Stored records:

== Segment start ==

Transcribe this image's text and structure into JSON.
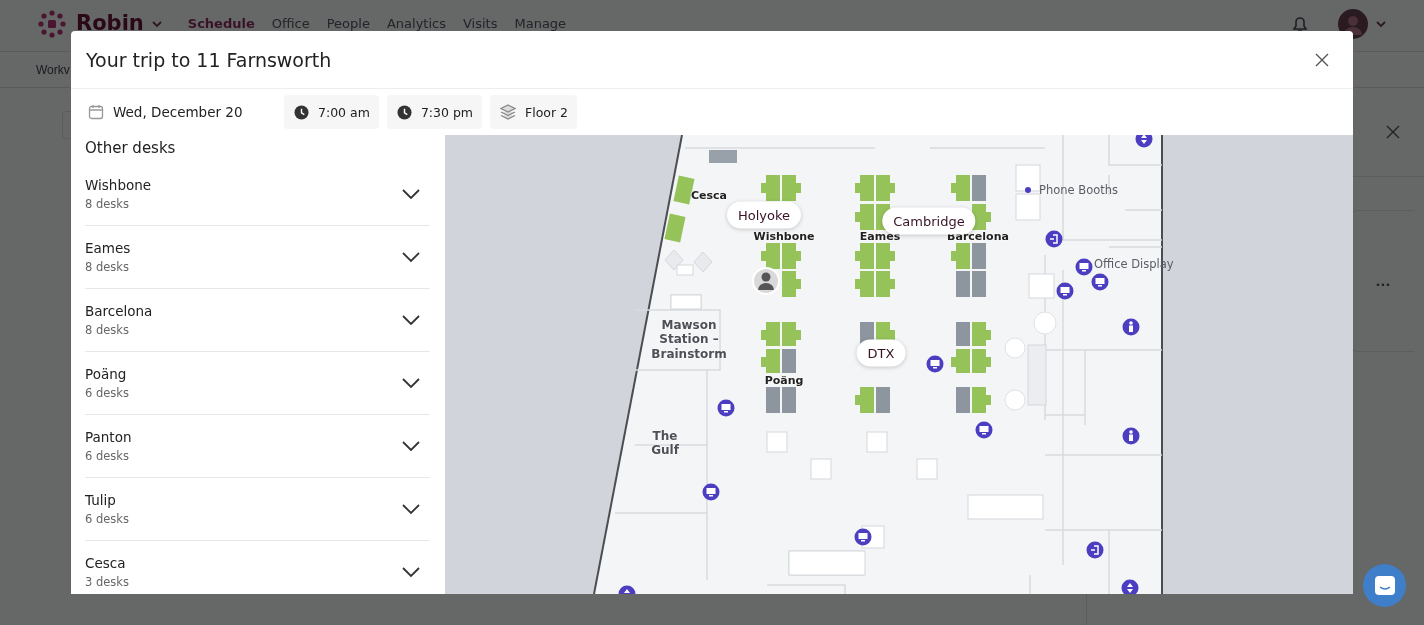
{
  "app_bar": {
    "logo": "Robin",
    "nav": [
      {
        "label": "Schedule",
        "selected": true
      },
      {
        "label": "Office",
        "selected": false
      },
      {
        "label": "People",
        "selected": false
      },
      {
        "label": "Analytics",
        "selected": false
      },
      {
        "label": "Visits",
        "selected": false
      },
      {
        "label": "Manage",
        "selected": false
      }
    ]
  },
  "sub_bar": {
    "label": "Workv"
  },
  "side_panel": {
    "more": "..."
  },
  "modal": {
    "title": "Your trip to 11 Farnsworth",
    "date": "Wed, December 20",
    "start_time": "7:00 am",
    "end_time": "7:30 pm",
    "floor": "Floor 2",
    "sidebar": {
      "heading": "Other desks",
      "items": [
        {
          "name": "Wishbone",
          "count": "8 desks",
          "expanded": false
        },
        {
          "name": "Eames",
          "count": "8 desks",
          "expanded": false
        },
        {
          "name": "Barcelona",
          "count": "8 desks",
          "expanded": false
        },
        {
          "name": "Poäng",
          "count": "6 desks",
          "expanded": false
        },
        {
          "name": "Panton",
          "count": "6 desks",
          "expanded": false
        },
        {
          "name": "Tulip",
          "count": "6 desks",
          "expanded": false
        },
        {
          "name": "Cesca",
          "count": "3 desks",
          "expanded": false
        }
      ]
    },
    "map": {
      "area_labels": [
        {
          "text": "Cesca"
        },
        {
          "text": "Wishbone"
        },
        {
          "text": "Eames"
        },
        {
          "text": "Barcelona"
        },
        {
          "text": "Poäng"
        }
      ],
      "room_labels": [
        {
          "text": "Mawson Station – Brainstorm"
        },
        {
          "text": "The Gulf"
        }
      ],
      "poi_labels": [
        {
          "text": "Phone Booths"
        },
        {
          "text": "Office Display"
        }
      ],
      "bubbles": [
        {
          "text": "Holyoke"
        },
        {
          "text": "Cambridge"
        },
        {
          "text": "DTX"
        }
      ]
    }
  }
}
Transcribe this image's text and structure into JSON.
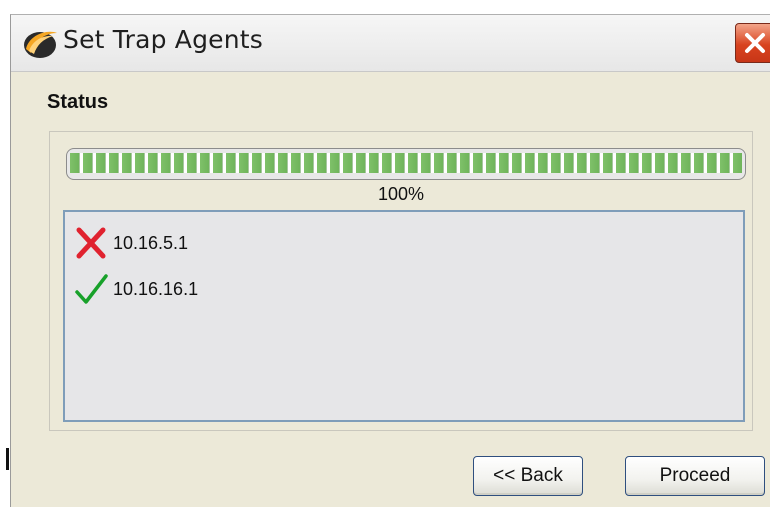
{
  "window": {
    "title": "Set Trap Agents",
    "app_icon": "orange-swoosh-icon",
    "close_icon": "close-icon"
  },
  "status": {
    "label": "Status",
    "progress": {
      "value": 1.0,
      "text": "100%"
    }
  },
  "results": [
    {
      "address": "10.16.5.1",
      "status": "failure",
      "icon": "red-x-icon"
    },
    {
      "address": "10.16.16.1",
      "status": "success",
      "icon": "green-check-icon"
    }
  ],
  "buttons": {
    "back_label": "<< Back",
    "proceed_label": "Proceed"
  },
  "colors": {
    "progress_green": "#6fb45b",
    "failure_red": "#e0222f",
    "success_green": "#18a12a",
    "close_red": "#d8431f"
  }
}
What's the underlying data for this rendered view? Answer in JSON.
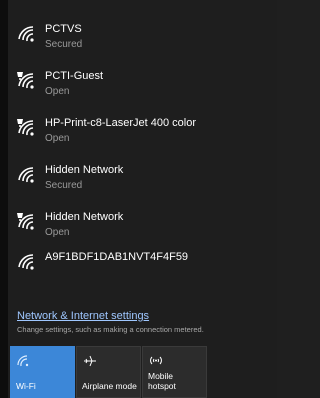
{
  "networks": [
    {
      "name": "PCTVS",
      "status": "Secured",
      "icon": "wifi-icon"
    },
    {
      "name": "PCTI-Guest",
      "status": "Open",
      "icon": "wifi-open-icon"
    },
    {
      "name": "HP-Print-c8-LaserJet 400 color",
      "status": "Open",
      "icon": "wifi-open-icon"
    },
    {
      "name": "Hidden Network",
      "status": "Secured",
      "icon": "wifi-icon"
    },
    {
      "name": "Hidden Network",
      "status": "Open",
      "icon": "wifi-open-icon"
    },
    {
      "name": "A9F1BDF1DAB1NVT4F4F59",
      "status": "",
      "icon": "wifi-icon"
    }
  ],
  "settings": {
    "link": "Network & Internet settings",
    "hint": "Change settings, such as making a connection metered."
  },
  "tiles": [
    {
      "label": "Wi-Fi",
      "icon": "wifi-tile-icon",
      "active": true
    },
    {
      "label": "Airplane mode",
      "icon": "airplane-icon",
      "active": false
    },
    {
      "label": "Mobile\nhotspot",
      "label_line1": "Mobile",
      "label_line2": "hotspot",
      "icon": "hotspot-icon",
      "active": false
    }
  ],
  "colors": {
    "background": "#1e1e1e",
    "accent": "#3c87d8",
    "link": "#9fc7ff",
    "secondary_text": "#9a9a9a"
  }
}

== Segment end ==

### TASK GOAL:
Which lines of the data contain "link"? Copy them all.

### ANSWER SECTION:
    "link": "Network & Internet settings",
    "link": "#9fc7ff",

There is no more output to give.